-- Provided data follows --

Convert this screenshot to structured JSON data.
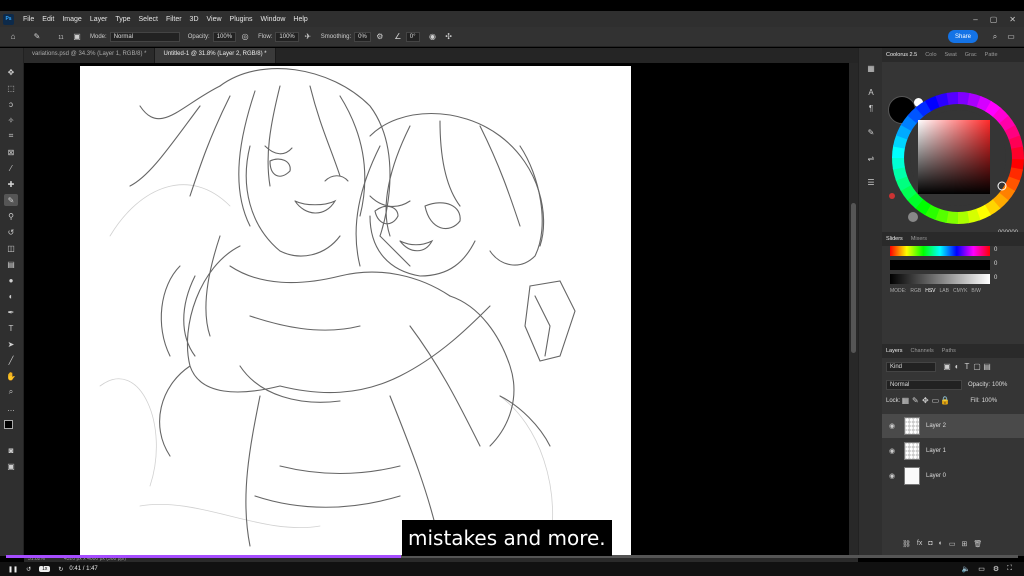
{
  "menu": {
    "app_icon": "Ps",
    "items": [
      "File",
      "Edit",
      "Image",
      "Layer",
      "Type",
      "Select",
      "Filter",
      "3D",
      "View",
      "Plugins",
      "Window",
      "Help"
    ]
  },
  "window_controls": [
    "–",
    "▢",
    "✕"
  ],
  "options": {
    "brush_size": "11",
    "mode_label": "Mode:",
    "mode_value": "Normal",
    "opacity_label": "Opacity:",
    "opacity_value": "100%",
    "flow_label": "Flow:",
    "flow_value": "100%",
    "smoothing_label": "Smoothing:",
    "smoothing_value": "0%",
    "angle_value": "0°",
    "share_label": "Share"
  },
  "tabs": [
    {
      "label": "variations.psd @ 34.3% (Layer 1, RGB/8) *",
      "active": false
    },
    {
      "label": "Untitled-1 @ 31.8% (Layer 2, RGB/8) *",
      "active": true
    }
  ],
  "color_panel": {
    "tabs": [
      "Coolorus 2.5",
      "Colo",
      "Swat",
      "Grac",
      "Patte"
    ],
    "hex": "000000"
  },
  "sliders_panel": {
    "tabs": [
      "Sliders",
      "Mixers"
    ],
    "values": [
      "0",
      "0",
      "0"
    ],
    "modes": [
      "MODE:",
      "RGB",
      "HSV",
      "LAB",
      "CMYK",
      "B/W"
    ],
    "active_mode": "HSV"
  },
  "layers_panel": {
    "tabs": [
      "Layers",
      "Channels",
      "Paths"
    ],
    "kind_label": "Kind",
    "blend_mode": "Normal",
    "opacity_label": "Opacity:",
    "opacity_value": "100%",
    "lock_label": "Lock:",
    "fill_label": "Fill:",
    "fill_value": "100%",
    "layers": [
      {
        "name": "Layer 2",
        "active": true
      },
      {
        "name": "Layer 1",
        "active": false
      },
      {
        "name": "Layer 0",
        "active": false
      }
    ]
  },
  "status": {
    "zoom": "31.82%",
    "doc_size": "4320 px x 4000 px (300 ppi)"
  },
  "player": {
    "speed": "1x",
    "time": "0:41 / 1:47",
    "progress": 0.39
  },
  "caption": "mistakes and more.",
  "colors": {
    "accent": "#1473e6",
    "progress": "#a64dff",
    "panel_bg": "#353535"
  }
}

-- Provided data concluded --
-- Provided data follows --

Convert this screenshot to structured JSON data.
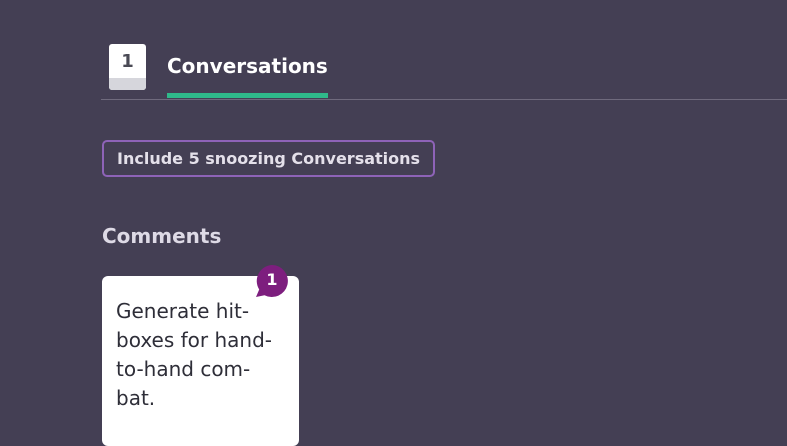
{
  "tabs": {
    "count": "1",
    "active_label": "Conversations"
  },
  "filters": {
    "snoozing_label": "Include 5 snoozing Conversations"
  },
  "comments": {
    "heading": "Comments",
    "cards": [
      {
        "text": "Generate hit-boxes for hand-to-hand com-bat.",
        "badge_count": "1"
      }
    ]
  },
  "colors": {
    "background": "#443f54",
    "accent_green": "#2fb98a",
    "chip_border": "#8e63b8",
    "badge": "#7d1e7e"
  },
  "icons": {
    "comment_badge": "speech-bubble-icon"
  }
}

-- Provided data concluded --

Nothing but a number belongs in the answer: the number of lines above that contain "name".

3